• _TO DO_
Filter the entries below down to the lines that hold "title".

[Recorded data]
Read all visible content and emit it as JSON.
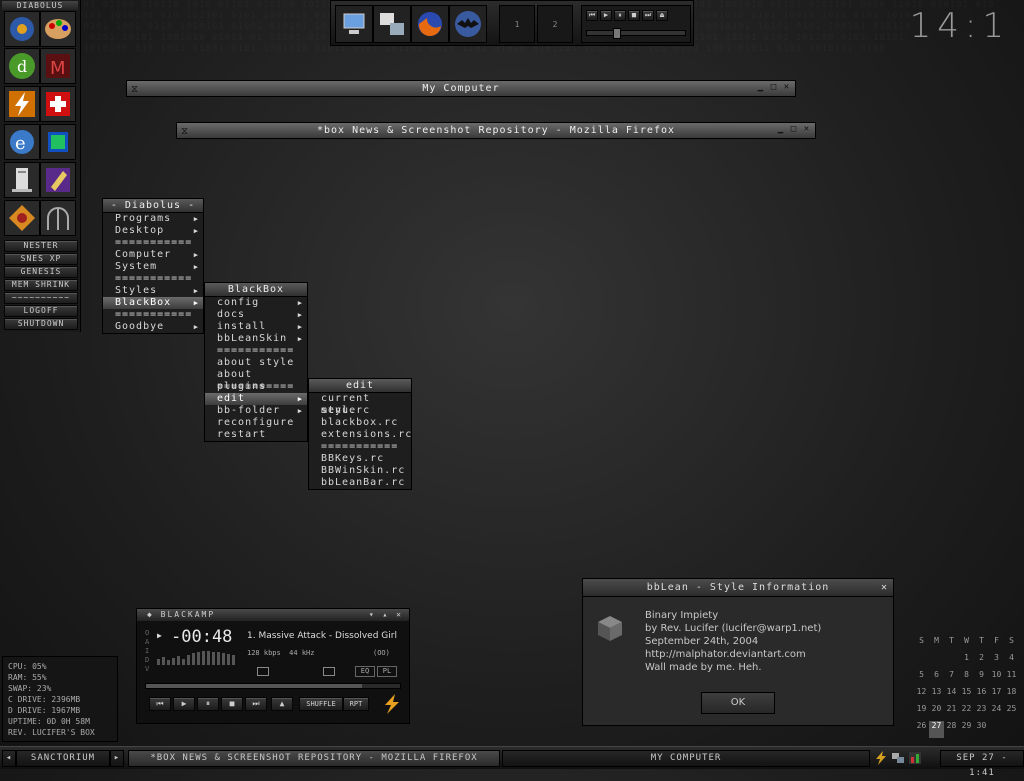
{
  "launcher": {
    "title": "DIABOLUS",
    "buttons": [
      "NESTER",
      "SNES XP",
      "GENESIS",
      "MEM SHRINK",
      "~~~~~~~~~~",
      "LOGOFF",
      "SHUTDOWN"
    ]
  },
  "dock": {
    "desk1": "1",
    "desk2": "2"
  },
  "clock": "14:1",
  "windows": {
    "my_computer": "My Computer",
    "firefox": "*box News & Screenshot Repository - Mozilla Firefox"
  },
  "main_menu": {
    "title": "- Diabolus -",
    "items": [
      "Programs",
      "Desktop",
      "===========",
      "Computer",
      "System",
      "===========",
      "Styles",
      "BlackBox",
      "===========",
      "Goodbye"
    ]
  },
  "blackbox_menu": {
    "title": "BlackBox",
    "items": [
      "config",
      "docs",
      "install",
      "bbLeanSkin",
      "===========",
      "about style",
      "about plugins",
      "===========",
      "edit",
      "bb-folder",
      "reconfigure",
      "restart"
    ]
  },
  "edit_menu": {
    "title": "edit",
    "items": [
      "current style",
      "menu.rc",
      "blackbox.rc",
      "extensions.rc",
      "===========",
      "BBKeys.rc",
      "BBWinSkin.rc",
      "bbLeanBar.rc"
    ]
  },
  "amp": {
    "title": "BLACKAMP",
    "time": "-00:48",
    "track": "1. Massive Attack - Dissolved Girl",
    "kbps": "128",
    "kbps_label": "kbps",
    "khz": "44",
    "khz_label": "kHz",
    "mode": "(OO)",
    "eq": "EQ",
    "pl": "PL",
    "shuffle": "SHUFFLE",
    "rpt": "RPT",
    "oaidv": "O A I D V",
    "progress": 0.85
  },
  "stats": {
    "lines": [
      "CPU: 05%",
      "RAM: 55%",
      "SWAP: 23%",
      "C DRIVE: 2396MB",
      "D DRIVE: 1967MB",
      "UPTIME: 0D 0H 58M",
      "REV. LUCIFER'S BOX"
    ]
  },
  "dialog": {
    "title": "bbLean - Style Information",
    "lines": [
      "Binary Impiety",
      "by Rev. Lucifer (lucifer@warp1.net)",
      "September 24th, 2004",
      "http://malphator.deviantart.com",
      "Wall made by me. Heh."
    ],
    "ok": "OK"
  },
  "calendar": {
    "header": [
      "S",
      "M",
      "T",
      "W",
      "T",
      "F",
      "S"
    ],
    "rows": [
      [
        "",
        "",
        "",
        "1",
        "2",
        "3",
        "4"
      ],
      [
        "5",
        "6",
        "7",
        "8",
        "9",
        "10",
        "11"
      ],
      [
        "12",
        "13",
        "14",
        "15",
        "16",
        "17",
        "18"
      ],
      [
        "19",
        "20",
        "21",
        "22",
        "23",
        "24",
        "25"
      ],
      [
        "26",
        "27",
        "28",
        "29",
        "30",
        "",
        ""
      ]
    ]
  },
  "taskbar": {
    "workspace": "SANCTORIUM",
    "task1": "*BOX NEWS & SCREENSHOT REPOSITORY - MOZILLA FIREFOX",
    "task2": "MY COMPUTER",
    "datetime": "SEP 27 - 1:41"
  }
}
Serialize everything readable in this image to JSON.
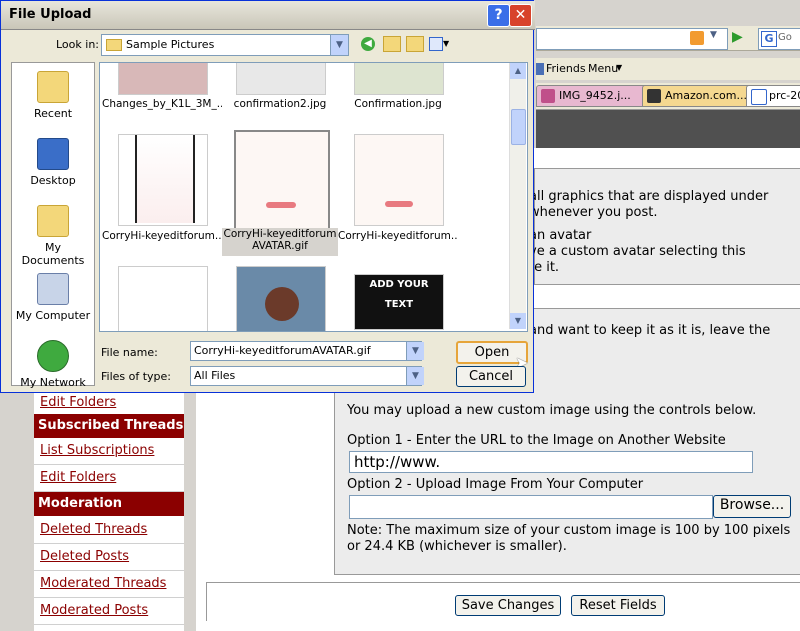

• _FINISHED EXERCISE_
    "title": "DIABOLUS",
    "title": "- Diabolus -",
    "title": "BlackBox",
    "title": "edit",
    "title": "BLACKAMP",
    "title": "bbLean - Style Information",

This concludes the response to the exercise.